The unfortunate opening for parody offered by the above title is, in this case, unavoidable. Success seems indeed to have spoiled George Axelrod. In his second play, the author of The Seven Year Itch has scraped together a group of stock Hollywood characters, armed them with the feeblest of gags, and had the presumption to try to foist the result on the public as a humorous and slightly meaningful commentary on modern success. The result is not only meaningless, but unfunny.
Protagonists in this painful tale are a Pulitzer Prize playwright, an oh-so-Marilyn-Monroe-like Hollywood star, and a plain young man of almost no attributes who attains great success in love and literature through a pact with the devil--in the guise, as one might have guessed, of his Hollywood agent. Axelrod's fumbling attempt to give the thing a measure of significance in the last act adds considerably to the burden of the performers, who have a hard enough time making anything of their lines during the first two-thirds of the play.
Walter Matthau, as prize-winning playwright Michael Freeman, emerges from the affair with more dignity than his fellows, though this is little enough. His remarks about the second play being the hardest are unfortunate as far as Axclrod is concerned, but they are certainly borne out with disturbing accuracy.

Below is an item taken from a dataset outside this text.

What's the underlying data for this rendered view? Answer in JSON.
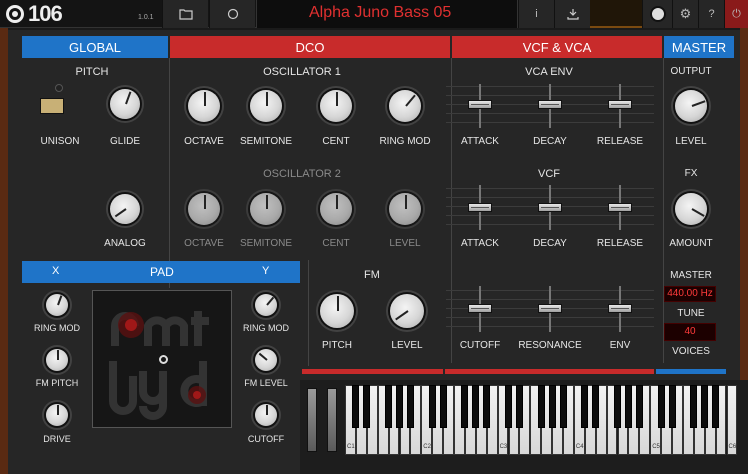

Jayne Mansfield and Martin Gabel as the star and the infernal agent do well enough with their parts, which offer nothing more than opportunities for fairly clever characterization. But Orson Bean, the youthful bargainer for success, is unable even to meet the demands of his role except at moments when startled exclamations and muggins are called for. Others in the cast are equal to their sorry assignments, but nothing more.
To catalogue the cast and the woes of Will Success Spoil Rock Hunter? further would be meaningless and brutal. It would be dangerous to predict that the play will draw no audiences on Broadway, but it certainly will not be spoiled by success. There is noting to spoil.